According to dominant stereotypes, men can’t be sexually assaulted by women. But according to a new, wide-ranging study, around two-thirds of men who report sexual victimization say their assailant was female. UCLA law professor Lara Stemple is one of the people working with the Center for Disease Control and Prevention (CDC) to shed more light on this issue. Although there is still much work to be done in order to understand the effects of sexual assault on male victims, Stemple’s new research focuses on the perpetrators themselves. In a new study released yesterday, she and two other researchers examined four large-scale surveys from the CDC and the Bureau of Justice Statistics to better understand female sexual predator behavior, analyzing both male and female victims. The findings contradict widely held stereotypes about women being unlikely abusers.

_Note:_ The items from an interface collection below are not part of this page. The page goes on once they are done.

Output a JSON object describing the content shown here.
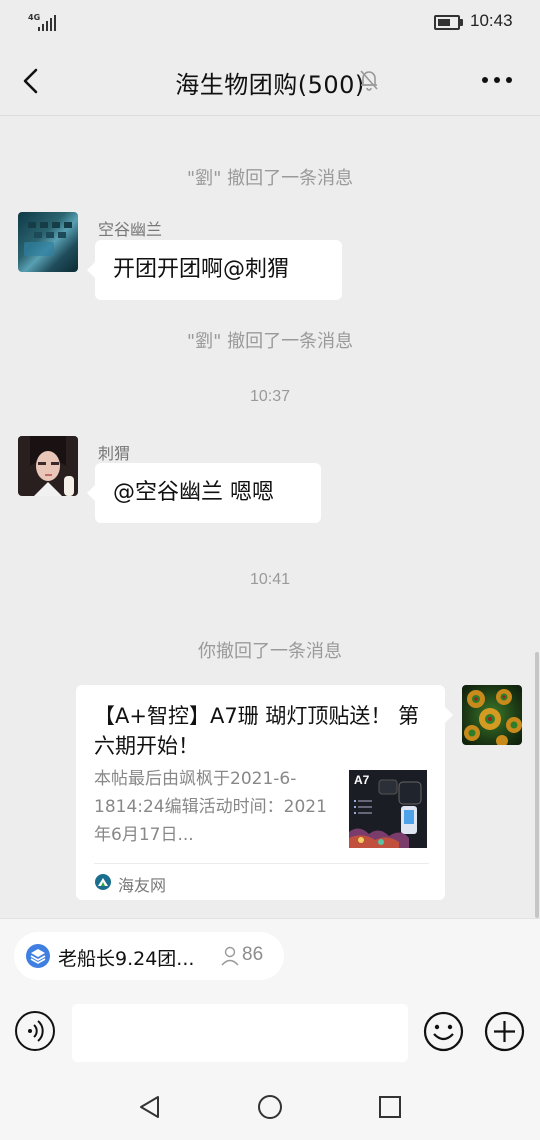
{
  "status_bar": {
    "network": "4G",
    "time": "10:43"
  },
  "header": {
    "title": "海生物团购(500)"
  },
  "messages": {
    "recall_1": "\"劉\" 撤回了一条消息",
    "msg_1": {
      "sender": "空谷幽兰",
      "text": "开团开团啊@刺猬"
    },
    "recall_2": "\"劉\" 撤回了一条消息",
    "time_1": "10:37",
    "msg_2": {
      "sender": "刺猬",
      "text": "@空谷幽兰  嗯嗯"
    },
    "time_2": "10:41",
    "recall_self": "你撤回了一条消息",
    "link_card": {
      "title": "【A+智控】A7珊 瑚灯顶贴送！ 第六期开始！",
      "description": "本帖最后由飒枫于2021-6-1814:24编辑活动时间：2021年6月17日...",
      "thumb_brand": "A7",
      "source": "海友网"
    }
  },
  "bottom": {
    "pinned_label": "老船长9.24团...",
    "pinned_count": "86",
    "input_value": ""
  },
  "icons": {
    "back": "back-arrow-icon",
    "mute": "bell-muted-icon",
    "more": "more-dots-icon",
    "voice": "voice-icon",
    "emoji": "emoji-icon",
    "plus": "plus-icon"
  },
  "colors": {
    "background": "#ededed",
    "bubble": "#ffffff",
    "system_text": "#9a9a9a",
    "pinned_icon": "#3f7fe0"
  }
}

Stemple has long focused her research on how sexual violence against men goes under-reported. In 2014, she released a paper on male victims of sexual violence which analyzed several national surveys and found that, when taking into account cases where men were “made to penetrate” someone else, the rates of non-consensual sexual contact between men and women were basically equal: 1.267 million men said they had been victims of sexual violence, compared with 1.270 million women.The “made to penetrate” category is not the type of violation we imagine when we think of sexual assault, as Slate’s Hanna Rosin wrote in a piece on Stemple’s research in 2014. But it can result in similar psychological and physical effects, including sexual dysfunction, depression, loss of self-esteem, and long-term relationship difficulties. Click here for the full article.
Chris Anderson is one such example. He was sexually abused by his neighbor when he was a child. Confused about exactly what happened and what it meant, he shut out the trauma of the experience for almost 25 years before finally realizing it was the source of his depression, anxiety, and even suicidal thoughts. He went to a retreat for male survivors of sexual assault and finally told his story. “On average, there is a delay of 20 years between the abuse and first disclosure,” Anderson, now 39, said. Many survivors never say anything about their abuse — ever. Although sexual violence is generally perceived as predominantly a woman’s issue, there is, unfortunately, nothing unusual about Anderson’s’ experience or how long it took for him to disclose it.
In fact, according to some estimates, around 17% of boys will be sexually assaulted during their childhood or adolescence. Over a lifespan, about 22% of men will experience sexual violence, according to the Centers for Disease Control. And now, new research conducted by the National Crime Victimization Survey suggests that 38% of rape and sexual violence incidents were against men.
By most standards, this would qualify as a problem of epidemic proportions — so why is barely anyone talking about it? But even when we do talk about male sexual assault, harmful stereotypes and inaccurate myths too often cloud our understanding of the problem. It’s time to change the conversation by debunking these misconceptions and allowing male victims the dignity of their own stories. Click here for the full list of myths surrounding male sexual assault victims.
Our Free Yourself Global Domestic Violence project recognizes the fact that man can be, and often are also victims of abuse. Learn more about our project at FreeYourselfGlobal.com and share your story with us today.